The newspaper business is abuzz about an essay by Poynter Institute Senior Scholar Roy Peter Clark, who proposes that a key step to saving the newspaper industry is to get journalists to actually read newspapers themselves. But wait, that's not all: Clark is very specific: "It is your duty as a journalist and a citizen to read the newspaper —emphasis on paper, not pixels."
But it gets even worse. This preposterous suggestion has ignited a firestorm of comments on the usually placid Poynter site (more than 60, at last count, which is a lot for Poynter), and what's really scary is how many of the respondents actually agree with Clark. They even boast about their own print newspaper reading habits, including that old chestnut about how holding a newspaper is such a great experience that you can't replicate online, and thus somehow sacred.

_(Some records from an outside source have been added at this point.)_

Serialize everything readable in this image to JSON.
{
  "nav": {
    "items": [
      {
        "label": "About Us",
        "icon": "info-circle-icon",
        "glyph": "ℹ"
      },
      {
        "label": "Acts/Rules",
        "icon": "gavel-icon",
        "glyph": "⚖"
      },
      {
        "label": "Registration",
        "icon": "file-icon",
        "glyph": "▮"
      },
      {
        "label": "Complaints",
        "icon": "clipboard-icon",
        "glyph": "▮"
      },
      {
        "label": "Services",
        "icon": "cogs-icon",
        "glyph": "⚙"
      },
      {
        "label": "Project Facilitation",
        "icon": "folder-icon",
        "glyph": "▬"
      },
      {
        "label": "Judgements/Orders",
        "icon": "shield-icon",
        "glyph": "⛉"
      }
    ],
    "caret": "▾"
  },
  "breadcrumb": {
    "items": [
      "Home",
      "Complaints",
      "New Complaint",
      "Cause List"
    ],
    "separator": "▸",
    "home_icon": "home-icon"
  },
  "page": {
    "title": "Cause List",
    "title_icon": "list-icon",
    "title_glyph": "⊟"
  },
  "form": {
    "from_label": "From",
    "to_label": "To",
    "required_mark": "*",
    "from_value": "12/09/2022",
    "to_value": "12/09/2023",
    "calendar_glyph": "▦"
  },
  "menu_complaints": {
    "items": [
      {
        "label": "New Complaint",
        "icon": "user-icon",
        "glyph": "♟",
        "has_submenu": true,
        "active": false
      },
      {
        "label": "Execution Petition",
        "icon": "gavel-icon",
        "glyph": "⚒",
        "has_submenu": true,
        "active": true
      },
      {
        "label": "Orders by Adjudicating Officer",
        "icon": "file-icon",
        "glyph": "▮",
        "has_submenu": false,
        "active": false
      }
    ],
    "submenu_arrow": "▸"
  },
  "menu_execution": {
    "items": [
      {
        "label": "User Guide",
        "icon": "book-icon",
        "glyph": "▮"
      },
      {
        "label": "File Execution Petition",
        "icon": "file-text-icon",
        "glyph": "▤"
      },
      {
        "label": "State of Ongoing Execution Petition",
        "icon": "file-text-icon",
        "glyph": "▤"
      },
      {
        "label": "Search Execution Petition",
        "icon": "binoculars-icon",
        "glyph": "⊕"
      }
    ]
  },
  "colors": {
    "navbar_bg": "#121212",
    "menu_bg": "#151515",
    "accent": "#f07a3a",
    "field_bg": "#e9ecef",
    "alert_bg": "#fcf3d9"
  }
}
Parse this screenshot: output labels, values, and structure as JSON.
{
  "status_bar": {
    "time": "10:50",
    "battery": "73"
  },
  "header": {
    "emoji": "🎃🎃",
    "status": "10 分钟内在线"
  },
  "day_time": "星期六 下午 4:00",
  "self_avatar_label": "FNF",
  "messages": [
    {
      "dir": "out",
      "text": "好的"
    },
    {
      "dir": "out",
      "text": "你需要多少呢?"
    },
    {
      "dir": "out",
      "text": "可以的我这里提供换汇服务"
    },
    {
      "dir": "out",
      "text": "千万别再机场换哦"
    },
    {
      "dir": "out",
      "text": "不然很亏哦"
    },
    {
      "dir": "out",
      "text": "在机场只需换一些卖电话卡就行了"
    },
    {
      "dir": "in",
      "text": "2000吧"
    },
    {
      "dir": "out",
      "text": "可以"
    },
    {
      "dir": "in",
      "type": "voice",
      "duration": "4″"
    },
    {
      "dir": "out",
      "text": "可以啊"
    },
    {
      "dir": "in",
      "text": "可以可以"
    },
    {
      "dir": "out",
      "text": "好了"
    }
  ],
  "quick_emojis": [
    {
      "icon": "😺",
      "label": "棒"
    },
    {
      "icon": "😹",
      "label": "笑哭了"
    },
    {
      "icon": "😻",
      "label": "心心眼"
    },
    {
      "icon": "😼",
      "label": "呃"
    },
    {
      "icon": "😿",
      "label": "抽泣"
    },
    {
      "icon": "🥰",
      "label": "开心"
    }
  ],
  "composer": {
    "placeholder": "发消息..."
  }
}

Good lord. To borrow a great coinage from Howard Owens, the "newsroom turtles" are out in force here, clinging to the idea that newsprint is somehow the perfect way to present news, and stubbornly believing that the print product will survive if we just wish it to be so.
Reality is different, and Luddites like Clark are falling into the same classic trap--widely taught in business schools--that the railroads fell into a century ago: Faced with competiton from upstart airlines and automobiles, railroads clung to their romantic view of themselves as train operators, without understanding that they were actually in the transportation business, and that the mode of transportation was secondary. You know the rest of that story.

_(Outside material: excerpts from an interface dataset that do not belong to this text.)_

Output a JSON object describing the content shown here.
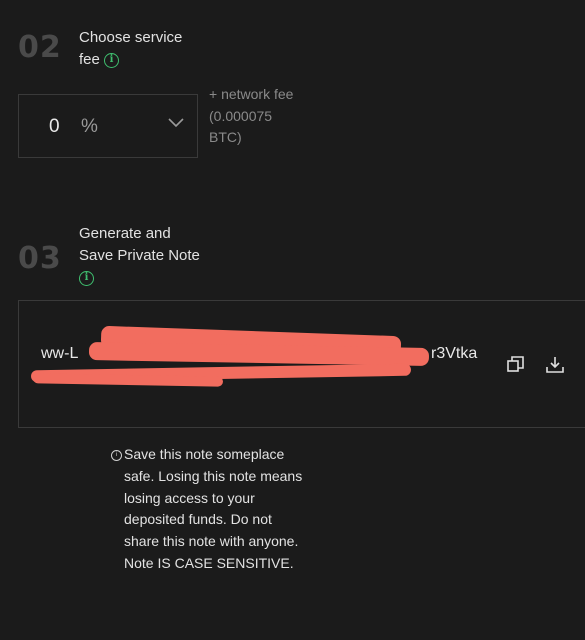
{
  "step2": {
    "number": "02",
    "title_line1": "Choose service",
    "title_line2": "fee",
    "fee_value": "0",
    "fee_unit": "%",
    "network_fee": "+ network fee (0.000075 BTC)"
  },
  "step3": {
    "number": "03",
    "title_line1": "Generate and",
    "title_line2": "Save Private Note",
    "note_prefix": "ww-L",
    "note_suffix": "r3Vtka"
  },
  "warning": {
    "text": "Save this note someplace safe. Losing this note means losing access to your deposited funds. Do not share this note with anyone. Note IS CASE SENSITIVE."
  },
  "colors": {
    "background": "#1b1b1b",
    "accent_green": "#3fbf6f",
    "redaction": "#f26d5f"
  },
  "icons": {
    "info": "info-icon",
    "chevron": "chevron-down-icon",
    "copy": "copy-icon",
    "download": "download-icon"
  }
}
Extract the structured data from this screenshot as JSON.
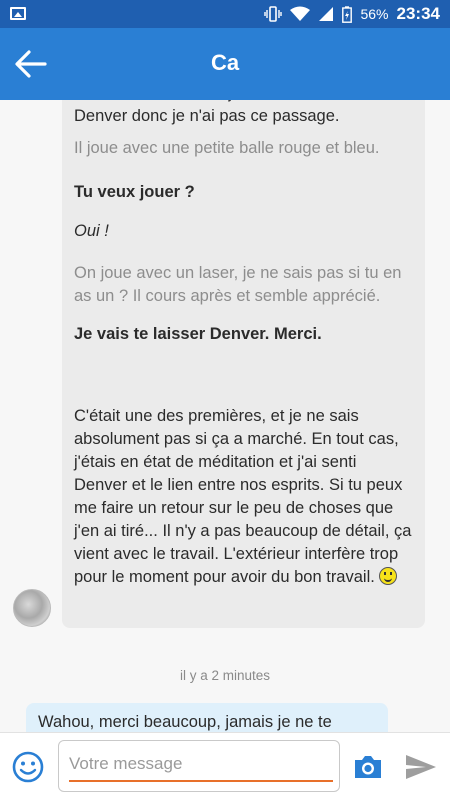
{
  "status_bar": {
    "battery": "56%",
    "time": "23:34"
  },
  "header": {
    "title": "Ca",
    "back_icon": "arrow-left-icon"
  },
  "thread": {
    "incoming_message": {
      "lines": [
        "avec l'extérieur mais j'ai réussi à rester avec Denver donc je n'ai pas ce passage.",
        "Il joue avec une petite balle rouge et bleu.",
        "Tu veux jouer ?",
        "Oui !",
        "On joue avec un laser, je ne sais pas si tu en as un ? Il cours après et semble apprécié.",
        "Je vais te laisser Denver. Merci.",
        "C'était une des premières, et je ne sais absolument pas si ça a marché. En tout cas, j'étais en état de méditation et j'ai senti Denver et le lien entre nos esprits. Si tu peux me faire un retour sur le peu de choses que j'en ai tiré... Il n'y a pas beaucoup de détail, ça vient avec le travail. L'extérieur interfère trop pour le moment pour avoir du bon travail."
      ],
      "emoji": "smiley-icon"
    },
    "timestamp": "il y a 2 minutes",
    "outgoing_message": "Wahou, merci beaucoup, jamais je ne te"
  },
  "composer": {
    "placeholder": "Votre message",
    "value": "",
    "emoji_icon": "smiley-icon",
    "camera_icon": "camera-icon",
    "send_icon": "send-icon"
  },
  "colors": {
    "status_bar": "#1f5fb0",
    "app_bar": "#2a7fd4",
    "incoming_bubble": "#ebebeb",
    "outgoing_bubble": "#dff0fb",
    "input_underline": "#e8702a",
    "accent_icon": "#2a7fd4"
  }
}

Those like Clark who confusedly and romantically think that newspapers are in the "paper" business, and not in the "news" business, are on the road to the same fate. Internet, RSS, video, iPhone, Flash, smoke signals, carrier pigeons—hell, it doesn't matter how you get the story out. Just make sure you know you're in the journalism business, not in the printing business, and accept that the printed newspaper may soon be a thing of the past.
What's interesting about many of these responses is how many of these smart, middle-aged people reveal that they generally don't read print newspapers anymore themselves. I'm another—online is simply a better medium for most news and journalism, and it doesn't kill a few forests of trees every day to do it. Electronic news is becoming increasingly portable, and will be more so in the years to come, further eroding the one of the newspaper's last advantages.
Stop clinging to the printed newspaper and start thinking about how to work with new technologies to publish and distribute the news and journalism that is so important. Don't be a turtle!